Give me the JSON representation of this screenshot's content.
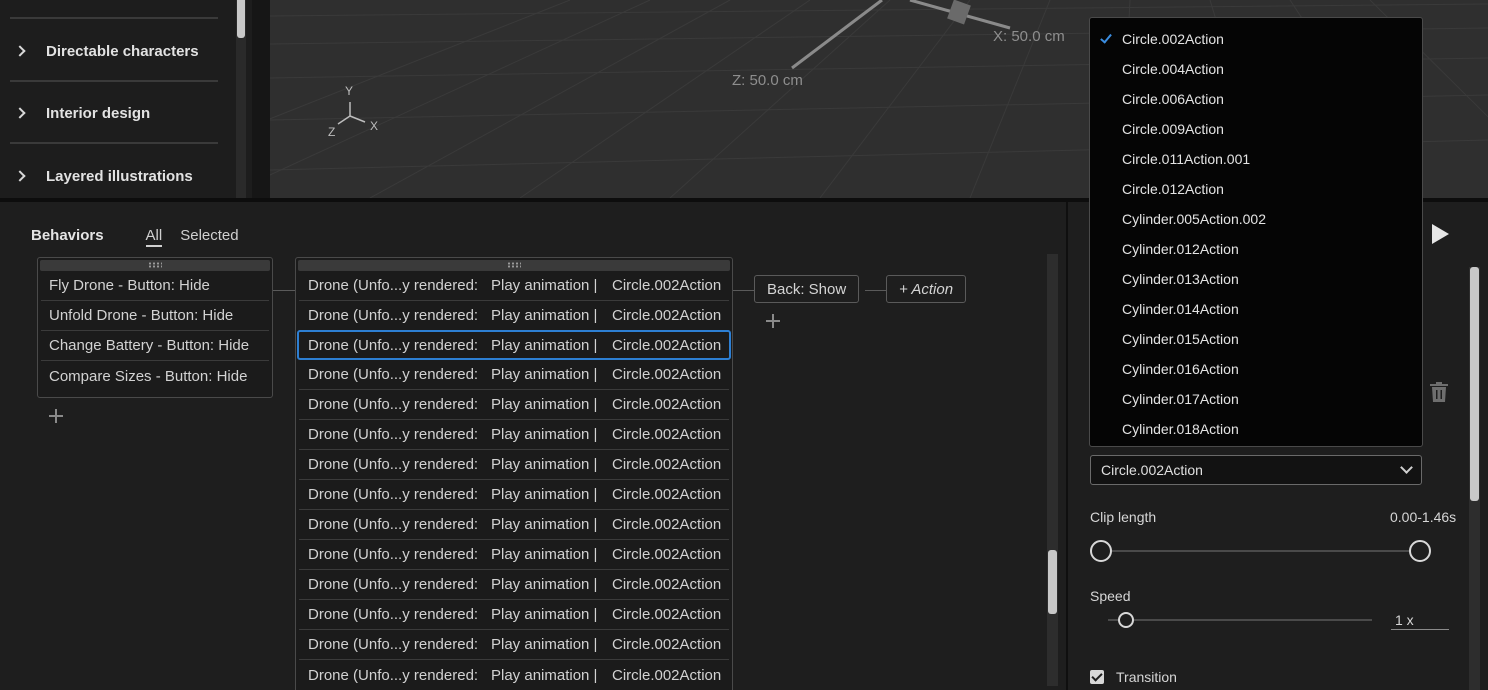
{
  "library": {
    "items": [
      {
        "label": "Directable characters"
      },
      {
        "label": "Interior design"
      },
      {
        "label": "Layered illustrations"
      }
    ]
  },
  "viewport": {
    "x_readout": "X:  50.0 cm",
    "z_readout": "Z:  50.0 cm",
    "axis_y": "Y",
    "axis_z": "Z",
    "axis_x": "X"
  },
  "behaviors": {
    "title": "Behaviors",
    "tabs": [
      {
        "label": "All"
      },
      {
        "label": "Selected"
      }
    ],
    "triggers": [
      {
        "label": "Fly Drone - Button:  Hide"
      },
      {
        "label": "Unfold Drone - Button:  Hide"
      },
      {
        "label": "Change Battery - Button:   Hide"
      },
      {
        "label": "Compare Sizes - Button:  Hide"
      }
    ],
    "actions": [
      {
        "target": "Drone (Unfo...y rendered:",
        "verb": "Play animation |",
        "clip": "Circle.002Action"
      },
      {
        "target": "Drone (Unfo...y rendered:",
        "verb": "Play animation |",
        "clip": "Circle.002Action"
      },
      {
        "target": "Drone (Unfo...y rendered:",
        "verb": "Play animation |",
        "clip": "Circle.002Action"
      },
      {
        "target": "Drone (Unfo...y rendered:",
        "verb": "Play animation |",
        "clip": "Circle.002Action"
      },
      {
        "target": "Drone (Unfo...y rendered:",
        "verb": "Play animation |",
        "clip": "Circle.002Action"
      },
      {
        "target": "Drone (Unfo...y rendered:",
        "verb": "Play animation |",
        "clip": "Circle.002Action"
      },
      {
        "target": "Drone (Unfo...y rendered:",
        "verb": "Play animation |",
        "clip": "Circle.002Action"
      },
      {
        "target": "Drone (Unfo...y rendered:",
        "verb": "Play animation |",
        "clip": "Circle.002Action"
      },
      {
        "target": "Drone (Unfo...y rendered:",
        "verb": "Play animation |",
        "clip": "Circle.002Action"
      },
      {
        "target": "Drone (Unfo...y rendered:",
        "verb": "Play animation |",
        "clip": "Circle.002Action"
      },
      {
        "target": "Drone (Unfo...y rendered:",
        "verb": "Play animation |",
        "clip": "Circle.002Action"
      },
      {
        "target": "Drone (Unfo...y rendered:",
        "verb": "Play animation |",
        "clip": "Circle.002Action"
      },
      {
        "target": "Drone (Unfo...y rendered:",
        "verb": "Play animation |",
        "clip": "Circle.002Action"
      },
      {
        "target": "Drone (Unfo...y rendered:",
        "verb": "Play animation |",
        "clip": "Circle.002Action"
      }
    ],
    "selected_action_index": 2,
    "back_chip": "Back:  Show",
    "add_action_chip": "+ Action"
  },
  "properties": {
    "clip_selected": "Circle.002Action",
    "clip_options": [
      "Circle.002Action",
      "Circle.004Action",
      "Circle.006Action",
      "Circle.009Action",
      "Circle.011Action.001",
      "Circle.012Action",
      "Cylinder.005Action.002",
      "Cylinder.012Action",
      "Cylinder.013Action",
      "Cylinder.014Action",
      "Cylinder.015Action",
      "Cylinder.016Action",
      "Cylinder.017Action",
      "Cylinder.018Action"
    ],
    "clip_length_label": "Clip length",
    "clip_length_value": "0.00-1.46s",
    "speed_label": "Speed",
    "speed_value": "1 x",
    "transition_label": "Transition",
    "transition_checked": true
  },
  "colors": {
    "accent": "#2d7fd3",
    "background": "#1e1e1e"
  }
}
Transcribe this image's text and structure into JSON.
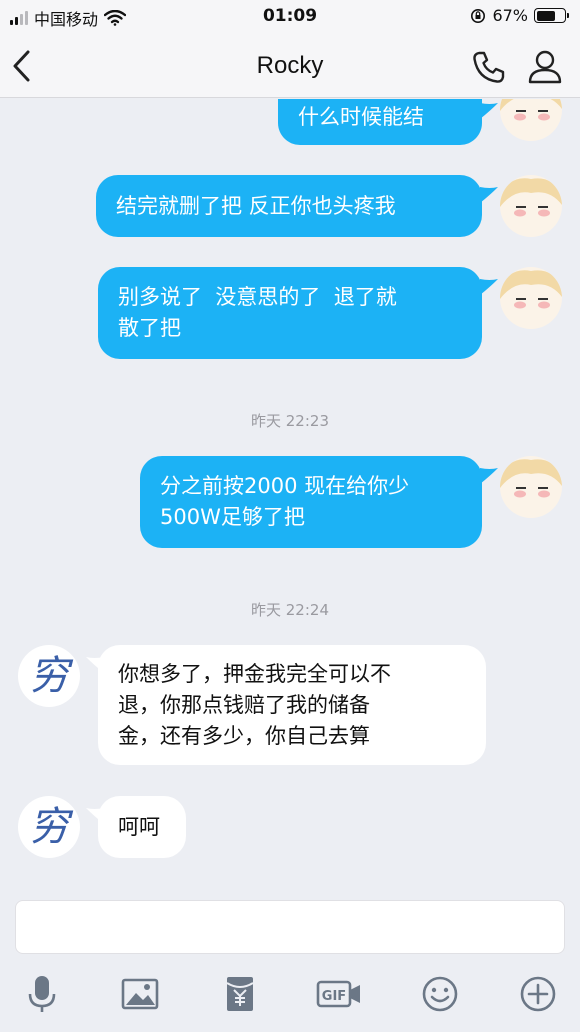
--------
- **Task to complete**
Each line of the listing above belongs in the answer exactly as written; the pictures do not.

- **Problem solution**
Give me the JSON representation of this screenshot's content.
{
  "library": {
    "items": [
      {
        "label": "Directable characters"
      },
      {
        "label": "Interior design"
      },
      {
        "label": "Layered illustrations"
      }
    ]
  },
  "viewport": {
    "x_readout": "X:  50.0 cm",
    "z_readout": "Z:  50.0 cm",
    "axis_y": "Y",
    "axis_z": "Z",
    "axis_x": "X"
  },
  "behaviors": {
    "title": "Behaviors",
    "tabs": [
      {
        "label": "All"
      },
      {
        "label": "Selected"
      }
    ],
    "triggers": [
      {
        "label": "Fly Drone - Button:  Hide"
      },
      {
        "label": "Unfold Drone - Button:  Hide"
      },
      {
        "label": "Change Battery - Button:   Hide"
      },
      {
        "label": "Compare Sizes - Button:  Hide"
      }
    ],
    "actions": [
      {
        "target": "Drone (Unfo...y rendered:",
        "verb": "Play animation |",
        "clip": "Circle.002Action"
      },
      {
        "target": "Drone (Unfo...y rendered:",
        "verb": "Play animation |",
        "clip": "Circle.002Action"
      },
      {
        "target": "Drone (Unfo...y rendered:",
        "verb": "Play animation |",
        "clip": "Circle.002Action"
      },
      {
        "target": "Drone (Unfo...y rendered:",
        "verb": "Play animation |",
        "clip": "Circle.002Action"
      },
      {
        "target": "Drone (Unfo...y rendered:",
        "verb": "Play animation |",
        "clip": "Circle.002Action"
      },
      {
        "target": "Drone (Unfo...y rendered:",
        "verb": "Play animation |",
        "clip": "Circle.002Action"
      },
      {
        "target": "Drone (Unfo...y rendered:",
        "verb": "Play animation |",
        "clip": "Circle.002Action"
      },
      {
        "target": "Drone (Unfo...y rendered:",
        "verb": "Play animation |",
        "clip": "Circle.002Action"
      },
      {
        "target": "Drone (Unfo...y rendered:",
        "verb": "Play animation |",
        "clip": "Circle.002Action"
      },
      {
        "target": "Drone (Unfo...y rendered:",
        "verb": "Play animation |",
        "clip": "Circle.002Action"
      },
      {
        "target": "Drone (Unfo...y rendered:",
        "verb": "Play animation |",
        "clip": "Circle.002Action"
      },
      {
        "target": "Drone (Unfo...y rendered:",
        "verb": "Play animation |",
        "clip": "Circle.002Action"
      },
      {
        "target": "Drone (Unfo...y rendered:",
        "verb": "Play animation |",
        "clip": "Circle.002Action"
      },
      {
        "target": "Drone (Unfo...y rendered:",
        "verb": "Play animation |",
        "clip": "Circle.002Action"
      }
    ],
    "selected_action_index": 2,
    "back_chip": "Back:  Show",
    "add_action_chip": "+ Action"
  },
  "properties": {
    "clip_selected": "Circle.002Action",
    "clip_options": [
      "Circle.002Action",
      "Circle.004Action",
      "Circle.006Action",
      "Circle.009Action",
      "Circle.011Action.001",
      "Circle.012Action",
      "Cylinder.005Action.002",
      "Cylinder.012Action",
      "Cylinder.013Action",
      "Cylinder.014Action",
      "Cylinder.015Action",
      "Cylinder.016Action",
      "Cylinder.017Action",
      "Cylinder.018Action"
    ],
    "clip_length_label": "Clip length",
    "clip_length_value": "0.00-1.46s",
    "speed_label": "Speed",
    "speed_value": "1 x",
    "transition_label": "Transition",
    "transition_checked": true
  },
  "colors": {
    "accent": "#2d7fd3",
    "background": "#1e1e1e"
  }
}
Transcribe this image's text and structure into JSON.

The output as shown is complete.